To our migrant workers, let me emphasize again: we will care for you, just like we care for Singaporeans. We thank you for your cooperation during this difficult period. We will look after your health, your welfare and your livelihood. We will work with your employers to make sure that you get paid, and you can send money home. And we will help you stay in touch with friends and family.
To our migrant workers, I reiterate that we will take care of them just as we take care of all Singaporeans. Our thanks for your cooperation during this difficult situation. We will take care of your health, well-being and livelihood. We will work with your employers to make sure they get paid so they can send money home. We will also help them keep in touch with their families and friends.
The NGO Transient Workers Count Too has been providing assistance to dormitory workers. He informed the media and the public about those workers who had allegedly been locked up by their employers. He also reported on some workers, whose medical condition was not being adequately addressed because the Government had decided to focus on containing the spread of COVID-19. Finally, he contested the impression that workers are blamed for living in dirty bedrooms.

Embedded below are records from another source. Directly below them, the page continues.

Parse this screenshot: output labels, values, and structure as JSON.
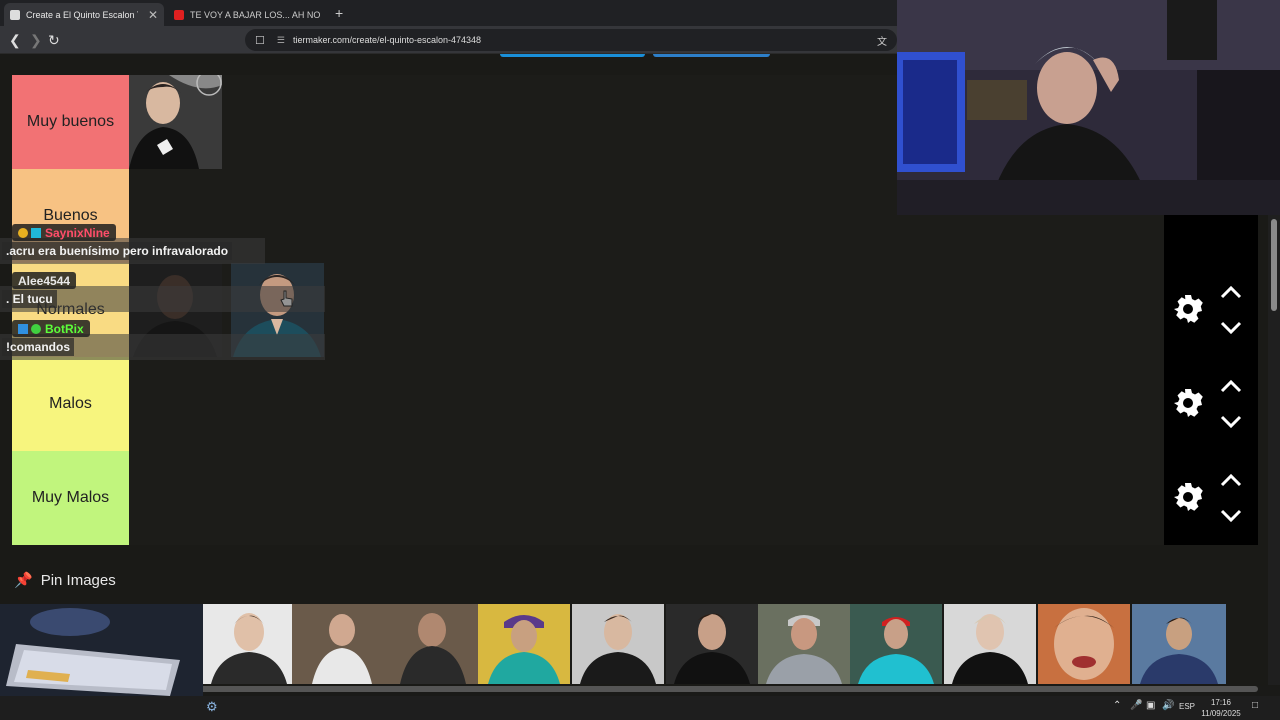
{
  "browser": {
    "tabs": [
      {
        "title": "Create a El Quinto Escalon Tier L",
        "active": true
      },
      {
        "title": "TE VOY A BAJAR LOS... AH NO PARA",
        "active": false
      }
    ],
    "new_tab": "+",
    "tab_close": "✕",
    "url": "tiermaker.com/create/el-quinto-escalon-474348"
  },
  "tiers": [
    {
      "label": "Muy buenos",
      "color": "#f27274"
    },
    {
      "label": "Buenos",
      "color": "#f7c283"
    },
    {
      "label": "Normales",
      "color": "#f9db83"
    },
    {
      "label": "Malos",
      "color": "#f7f57e"
    },
    {
      "label": "Muy Malos",
      "color": "#c1f57d"
    }
  ],
  "pin_images": {
    "label": "Pin Images",
    "icon": "pin-icon"
  },
  "chat": [
    {
      "user": "SaynixNine",
      "message": ".acru era buenísimo pero infravalorado",
      "color": "#ff4d6a"
    },
    {
      "user": "Alee4544",
      "message": ". El tucu",
      "color": "#e8e8e8"
    },
    {
      "user": "BotRix",
      "message": "!comandos",
      "color": "#5cff3a"
    }
  ],
  "taskbar": {
    "language": "ESP",
    "time": "17:16",
    "date": "11/09/2025"
  }
}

The point here is that structural constraints play a huge part in whether a place is clean or dirty. Design of spaces; density of habitation; controls over movement; work-life balance demanded of foreign workers, management systems and procedures – all these count.

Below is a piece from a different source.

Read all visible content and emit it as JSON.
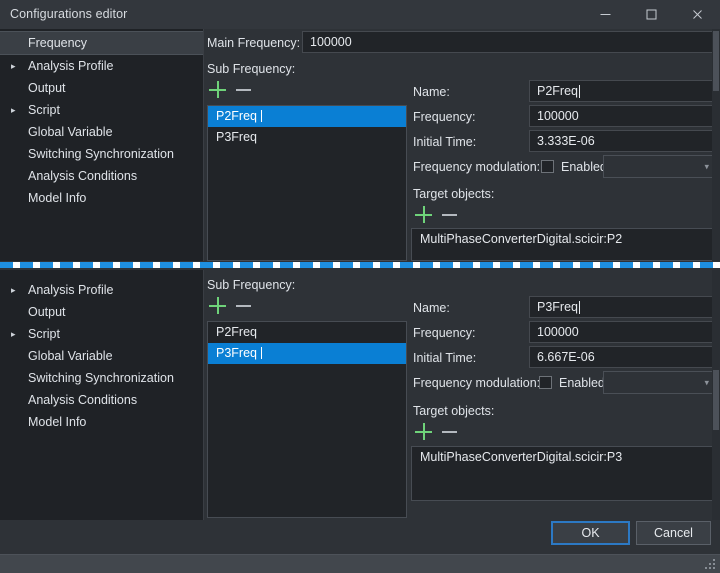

It’s not the men. It’s the system. Before blaming the workers at the bottom of the heap, look at the caliber of the people sitting atop it.
The point here is that structural constraint plays a crucial role in whether a place is clean or dirty. Design of spaces, number of occupants, mobility control, as well as the balance between work and family that foreign workers were required plus the management systems and procedures – everything counts.
They are not these men. It is the system. Before we blame the workers at the bottom of the social ladder, we need to measure the caliber of the people who are above all else.
Lawyer and ex-diplomat Tommy Koh wrote on Facebook that the COVID-19 cases in the dorms should be a wake-up call for Singapore to better treat its workers:
The government has allowed their employers to transport them in flat bed trucks with no seats. They stay in overcrowded dormitories and are packed likes sardines with 12 persons to a room. The bedrooms are not clean or sanitary. The dormitories were like a time bomb waiting to explode. They have now exploded with many infected workers. Singapore should treat this as a wake up call to treat our indispensable foreign workers like a First World country should and not in the disgraceful way in which they are treated now.
The government has allowed employers to transport them in flatbed trucks without seats. They stay in saturated bedrooms because they put them in as if they were packing sardines: twelve people per room. These bedrooms are neither clean nor in sanitary conditions. They are a time bomb, which has already exploded with several infected workers. Singapore should see it as a wake-up call to treat our workers, who are indispensable, as a first-world country would, rather than treating them in such a disgraceful way.
Singaporean writer Kirsten Han tweeted that the problem “is both a public health issue, a humanitarian issue and a logistics issue”. In this reminder, he summarizes what both Singapore and other sectors of society should pay attention to:
18 / What should we learn from this? I think what we're seeing in #Singapore is that even if you do most things right, if you're not considering or proactively looking out for the most vulnerable and marginalized in your society, you're not going to effectively fight # COVID19.
– Kirsten Han 韩俐颖 is on a “circuit break” (@kixes) April 24, 2020
18 / What do we have to learn from this? I think what we are seeing in #Singapore (Singapore) is that even if you do the right thing almost always, if you do not proactively consider or care for the most vulnerable and most marginalized sectors of society, it will be impossible to effectively combat the # COVID19.